● Exercise prompt
Within the listing below, locate all lines containing the word "JSON". Copy each one.

● Records for the exercise

◆ ◆ ◆ ◆

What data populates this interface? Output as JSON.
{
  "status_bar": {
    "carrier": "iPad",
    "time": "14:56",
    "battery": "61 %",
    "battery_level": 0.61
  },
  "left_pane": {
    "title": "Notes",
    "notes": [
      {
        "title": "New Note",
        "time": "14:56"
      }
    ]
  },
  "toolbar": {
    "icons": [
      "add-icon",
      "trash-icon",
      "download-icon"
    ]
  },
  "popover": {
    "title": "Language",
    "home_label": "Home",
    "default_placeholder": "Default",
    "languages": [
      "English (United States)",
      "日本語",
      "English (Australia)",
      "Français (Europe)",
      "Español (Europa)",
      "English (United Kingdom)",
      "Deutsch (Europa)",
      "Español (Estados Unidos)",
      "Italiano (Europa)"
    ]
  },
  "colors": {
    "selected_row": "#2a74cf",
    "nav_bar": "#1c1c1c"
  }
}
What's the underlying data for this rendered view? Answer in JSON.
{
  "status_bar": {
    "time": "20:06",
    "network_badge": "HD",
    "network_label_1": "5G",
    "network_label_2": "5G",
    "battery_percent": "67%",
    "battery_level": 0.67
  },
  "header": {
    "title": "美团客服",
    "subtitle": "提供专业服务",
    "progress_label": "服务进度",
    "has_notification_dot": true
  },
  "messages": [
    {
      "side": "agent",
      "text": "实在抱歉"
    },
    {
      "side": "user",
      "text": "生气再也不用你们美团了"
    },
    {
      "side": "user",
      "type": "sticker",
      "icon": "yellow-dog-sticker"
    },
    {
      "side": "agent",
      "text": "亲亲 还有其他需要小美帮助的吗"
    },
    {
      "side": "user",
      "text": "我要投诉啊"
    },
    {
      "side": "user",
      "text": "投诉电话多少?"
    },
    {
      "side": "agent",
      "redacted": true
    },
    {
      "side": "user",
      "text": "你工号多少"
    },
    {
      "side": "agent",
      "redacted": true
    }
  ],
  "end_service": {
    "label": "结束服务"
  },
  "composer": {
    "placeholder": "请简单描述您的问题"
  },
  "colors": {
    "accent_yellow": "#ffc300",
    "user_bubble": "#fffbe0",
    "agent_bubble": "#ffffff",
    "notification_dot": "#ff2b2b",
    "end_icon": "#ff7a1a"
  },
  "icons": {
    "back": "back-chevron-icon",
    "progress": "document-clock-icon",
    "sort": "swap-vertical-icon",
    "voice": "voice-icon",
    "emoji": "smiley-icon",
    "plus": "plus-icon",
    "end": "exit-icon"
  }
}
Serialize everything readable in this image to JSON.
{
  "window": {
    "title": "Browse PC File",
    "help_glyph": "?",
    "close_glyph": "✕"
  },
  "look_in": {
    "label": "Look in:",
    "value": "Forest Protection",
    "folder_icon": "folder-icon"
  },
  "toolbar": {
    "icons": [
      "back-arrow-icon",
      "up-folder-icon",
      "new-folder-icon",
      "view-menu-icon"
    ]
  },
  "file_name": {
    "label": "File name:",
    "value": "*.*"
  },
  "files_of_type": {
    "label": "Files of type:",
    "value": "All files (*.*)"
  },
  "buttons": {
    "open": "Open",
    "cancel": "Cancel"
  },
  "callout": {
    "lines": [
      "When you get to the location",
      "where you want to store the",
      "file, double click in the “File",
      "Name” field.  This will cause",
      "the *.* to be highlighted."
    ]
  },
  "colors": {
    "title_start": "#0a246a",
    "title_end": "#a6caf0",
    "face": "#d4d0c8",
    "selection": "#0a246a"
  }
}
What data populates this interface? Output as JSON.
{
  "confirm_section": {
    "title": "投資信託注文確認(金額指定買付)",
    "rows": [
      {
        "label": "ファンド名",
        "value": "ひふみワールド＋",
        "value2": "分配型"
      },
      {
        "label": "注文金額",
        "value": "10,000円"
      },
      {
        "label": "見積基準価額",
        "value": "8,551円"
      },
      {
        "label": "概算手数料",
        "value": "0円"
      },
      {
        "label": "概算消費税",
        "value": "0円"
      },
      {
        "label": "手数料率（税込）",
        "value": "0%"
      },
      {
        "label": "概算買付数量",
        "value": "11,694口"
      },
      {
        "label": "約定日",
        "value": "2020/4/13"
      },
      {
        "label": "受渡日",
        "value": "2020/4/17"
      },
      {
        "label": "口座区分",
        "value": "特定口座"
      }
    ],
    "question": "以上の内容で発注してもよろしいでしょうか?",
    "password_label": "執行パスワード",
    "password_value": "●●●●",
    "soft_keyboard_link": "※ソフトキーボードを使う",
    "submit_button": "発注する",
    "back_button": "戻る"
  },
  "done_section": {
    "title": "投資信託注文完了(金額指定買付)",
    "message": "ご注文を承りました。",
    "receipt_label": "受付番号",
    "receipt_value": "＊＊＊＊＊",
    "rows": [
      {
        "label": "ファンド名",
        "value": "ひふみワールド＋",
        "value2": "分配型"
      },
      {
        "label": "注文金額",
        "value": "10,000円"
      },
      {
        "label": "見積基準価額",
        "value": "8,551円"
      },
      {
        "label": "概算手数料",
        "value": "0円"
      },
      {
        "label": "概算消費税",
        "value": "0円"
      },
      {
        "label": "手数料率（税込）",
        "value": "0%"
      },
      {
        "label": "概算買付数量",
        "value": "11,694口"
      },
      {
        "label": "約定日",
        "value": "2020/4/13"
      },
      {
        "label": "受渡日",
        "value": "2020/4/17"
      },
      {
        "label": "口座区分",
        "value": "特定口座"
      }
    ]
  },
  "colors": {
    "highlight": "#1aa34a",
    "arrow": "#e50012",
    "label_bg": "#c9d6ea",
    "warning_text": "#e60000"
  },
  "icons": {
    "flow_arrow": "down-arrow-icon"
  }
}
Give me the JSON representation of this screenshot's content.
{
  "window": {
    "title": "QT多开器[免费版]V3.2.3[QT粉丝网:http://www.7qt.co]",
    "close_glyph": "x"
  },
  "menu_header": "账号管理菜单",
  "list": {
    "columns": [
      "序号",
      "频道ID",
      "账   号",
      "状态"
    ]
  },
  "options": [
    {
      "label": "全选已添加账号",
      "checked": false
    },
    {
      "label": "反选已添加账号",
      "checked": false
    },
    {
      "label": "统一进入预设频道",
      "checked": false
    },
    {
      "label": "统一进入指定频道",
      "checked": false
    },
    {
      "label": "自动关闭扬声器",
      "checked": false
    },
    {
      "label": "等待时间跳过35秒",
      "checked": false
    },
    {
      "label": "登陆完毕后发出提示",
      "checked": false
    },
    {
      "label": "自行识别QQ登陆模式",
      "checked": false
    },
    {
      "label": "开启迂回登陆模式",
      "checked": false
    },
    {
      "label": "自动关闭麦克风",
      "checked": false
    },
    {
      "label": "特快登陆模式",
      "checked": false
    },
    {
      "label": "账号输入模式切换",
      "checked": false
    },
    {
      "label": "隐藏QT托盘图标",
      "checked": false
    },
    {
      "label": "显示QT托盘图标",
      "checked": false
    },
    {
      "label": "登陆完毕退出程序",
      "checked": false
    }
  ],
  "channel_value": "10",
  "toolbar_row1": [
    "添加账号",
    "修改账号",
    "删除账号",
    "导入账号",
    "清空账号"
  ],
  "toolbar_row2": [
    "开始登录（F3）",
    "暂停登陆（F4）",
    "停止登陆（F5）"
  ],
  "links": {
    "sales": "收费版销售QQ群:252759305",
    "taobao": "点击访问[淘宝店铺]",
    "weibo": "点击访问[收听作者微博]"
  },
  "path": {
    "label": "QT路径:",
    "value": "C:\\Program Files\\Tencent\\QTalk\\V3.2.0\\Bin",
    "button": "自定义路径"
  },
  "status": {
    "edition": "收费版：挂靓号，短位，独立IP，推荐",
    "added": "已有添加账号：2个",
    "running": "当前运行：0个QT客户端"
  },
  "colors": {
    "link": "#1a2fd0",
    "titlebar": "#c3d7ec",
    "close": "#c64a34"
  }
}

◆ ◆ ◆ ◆

● Exercise output
What data populates this interface? Output as JSON.
What's the underlying data for this rendered view? Answer in JSON.
Serialize everything readable in this image to JSON.
What data populates this interface? Output as JSON.
Give me the JSON representation of this screenshot's content.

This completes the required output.